The margrave swallowed his frugal meal slowly, in tiny sips and nibbles. He wore jacket and knee breeches of black velvet and had a snowy muslim napkin tucked under his chin. The room was papered with red velvet and had a black marble fireplace. The sound of music, played on violins, hoboys, and spinet, came from the next room through an open door.
A wherry under sail crept past the dining room window, which looked onto the river. The boat was low in the water and was evidently sinking. Voices shouted for help.
The margrave turned his head slightly, and called, "Play louder!"
Immediately the music doubled in volume.
Behind the margrave’s chair stood a servant, also dressed in black. With a slight gesture his master directed him to go and look out the window. He did so - opened the window, leaned out, closed it again, and walked back, all in silence.
"Well?" said the margrave, having dispatched his thirteenth oyster. "Did the ship sink?"
"It sank, my lord, with all on board."
"Very good. That is very good. We have now disposed of Lord Forecastle, Sir Percy Tipstaff, and the dean of St. Paul’s."
Gorey should give us these three long-faced, high-collared, pathetic eminences, on their feet and listing up and to the left, as if empathically counterbalancing the danger to their small craft, going down and to the right; expressively, futilely, they seek an audience on the riverbank.
I loved those books as a child, but I don’t recall finding them funny.

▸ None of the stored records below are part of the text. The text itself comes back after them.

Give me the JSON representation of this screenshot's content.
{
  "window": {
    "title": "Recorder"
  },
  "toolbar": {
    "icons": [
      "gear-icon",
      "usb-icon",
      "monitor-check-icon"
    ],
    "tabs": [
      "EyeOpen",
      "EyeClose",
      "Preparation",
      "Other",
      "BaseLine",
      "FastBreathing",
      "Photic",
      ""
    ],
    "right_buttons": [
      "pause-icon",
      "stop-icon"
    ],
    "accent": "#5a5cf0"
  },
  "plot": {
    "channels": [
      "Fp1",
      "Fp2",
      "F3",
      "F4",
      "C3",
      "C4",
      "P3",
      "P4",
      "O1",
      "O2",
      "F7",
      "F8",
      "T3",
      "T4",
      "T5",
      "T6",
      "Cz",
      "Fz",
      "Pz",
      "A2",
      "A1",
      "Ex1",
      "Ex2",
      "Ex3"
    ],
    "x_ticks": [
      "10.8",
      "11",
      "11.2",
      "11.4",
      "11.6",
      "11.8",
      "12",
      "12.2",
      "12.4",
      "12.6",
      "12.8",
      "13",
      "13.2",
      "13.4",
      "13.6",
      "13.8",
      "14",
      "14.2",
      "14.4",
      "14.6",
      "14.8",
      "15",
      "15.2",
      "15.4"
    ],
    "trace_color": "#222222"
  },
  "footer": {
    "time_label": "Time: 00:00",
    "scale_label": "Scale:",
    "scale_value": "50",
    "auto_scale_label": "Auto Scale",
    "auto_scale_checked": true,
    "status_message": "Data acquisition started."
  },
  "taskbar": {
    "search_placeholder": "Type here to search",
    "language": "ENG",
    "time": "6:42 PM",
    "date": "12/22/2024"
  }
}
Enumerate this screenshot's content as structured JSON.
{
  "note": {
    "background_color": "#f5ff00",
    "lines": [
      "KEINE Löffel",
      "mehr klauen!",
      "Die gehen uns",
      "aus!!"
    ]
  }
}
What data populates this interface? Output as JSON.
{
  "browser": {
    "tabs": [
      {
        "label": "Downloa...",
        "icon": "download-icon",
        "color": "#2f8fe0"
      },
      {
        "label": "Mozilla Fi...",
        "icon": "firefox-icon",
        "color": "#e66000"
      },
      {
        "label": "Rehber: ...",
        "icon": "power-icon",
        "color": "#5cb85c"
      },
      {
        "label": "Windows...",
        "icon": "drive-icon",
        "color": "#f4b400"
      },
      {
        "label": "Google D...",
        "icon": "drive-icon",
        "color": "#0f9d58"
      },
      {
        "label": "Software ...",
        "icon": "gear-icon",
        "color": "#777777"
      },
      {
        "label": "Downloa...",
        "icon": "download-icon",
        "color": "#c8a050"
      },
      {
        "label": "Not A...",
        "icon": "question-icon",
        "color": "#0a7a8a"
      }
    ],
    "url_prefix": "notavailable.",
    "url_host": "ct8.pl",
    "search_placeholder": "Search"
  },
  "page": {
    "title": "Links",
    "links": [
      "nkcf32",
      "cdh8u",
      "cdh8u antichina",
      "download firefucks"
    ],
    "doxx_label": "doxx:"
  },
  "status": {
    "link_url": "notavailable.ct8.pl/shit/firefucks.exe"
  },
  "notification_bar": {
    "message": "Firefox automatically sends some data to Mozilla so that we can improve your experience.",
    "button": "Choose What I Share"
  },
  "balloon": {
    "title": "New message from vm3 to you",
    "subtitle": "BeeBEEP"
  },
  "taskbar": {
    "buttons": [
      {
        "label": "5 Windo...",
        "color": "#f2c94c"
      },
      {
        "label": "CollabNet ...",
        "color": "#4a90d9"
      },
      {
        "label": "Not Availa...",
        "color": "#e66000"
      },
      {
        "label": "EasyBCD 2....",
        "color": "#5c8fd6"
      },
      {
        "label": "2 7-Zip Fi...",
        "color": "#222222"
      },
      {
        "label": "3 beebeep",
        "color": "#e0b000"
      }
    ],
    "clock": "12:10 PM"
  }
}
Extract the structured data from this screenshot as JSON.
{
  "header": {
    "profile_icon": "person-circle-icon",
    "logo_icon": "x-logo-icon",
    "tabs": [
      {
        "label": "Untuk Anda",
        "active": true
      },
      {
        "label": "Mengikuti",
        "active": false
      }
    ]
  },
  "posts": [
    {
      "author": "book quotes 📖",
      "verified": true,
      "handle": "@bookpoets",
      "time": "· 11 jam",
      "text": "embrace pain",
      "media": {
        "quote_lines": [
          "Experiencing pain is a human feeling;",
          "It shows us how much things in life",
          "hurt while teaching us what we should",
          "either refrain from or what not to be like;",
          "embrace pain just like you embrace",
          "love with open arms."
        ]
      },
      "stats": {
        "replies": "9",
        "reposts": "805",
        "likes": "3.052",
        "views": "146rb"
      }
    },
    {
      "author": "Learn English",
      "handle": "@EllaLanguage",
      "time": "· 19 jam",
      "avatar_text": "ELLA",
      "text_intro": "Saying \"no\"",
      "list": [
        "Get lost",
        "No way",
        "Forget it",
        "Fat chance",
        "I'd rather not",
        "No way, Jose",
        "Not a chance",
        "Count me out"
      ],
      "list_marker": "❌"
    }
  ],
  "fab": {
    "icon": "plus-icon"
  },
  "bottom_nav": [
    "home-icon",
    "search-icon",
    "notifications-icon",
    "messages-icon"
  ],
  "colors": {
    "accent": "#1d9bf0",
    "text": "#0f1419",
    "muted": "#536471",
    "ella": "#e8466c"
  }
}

I did laugh at her stories about Mortimer the raven, for younger readers - I hope you know those as well. Gorey I found terrifying (specifically his pop-up book “The Dwindling Party”, which someone unwisely gave me as a fifth birthday present).
In the “adult children’s literature” vein, and a direct precursor to JA’s brand of whimsy: Richard Hughes’ “The Spider’s Palace”.
"Gorey [which someone unwisely gave me as a fifth birthday present] I found terrifying.”
Gorey is like Gahan Wilson illustrating “Green Eggs and Ham.” You would fear for the very life of Sam I Am.
Back in the Sixties, there these were hip/hippy friends of the family we’d visit in Santa Cruz. The kids called the parents by their first names, that kind of thing. They had original edition Gorey’s. The thing that struck me the most was the sexual overtones. It was scary, but although I was only eight, I could also tell in the vaguest way that it was also attractive. Undoubtedly I’ve read much into it since then, but I had the feeling it was touching on the root of things.
I love the “snowy muslim napkin”.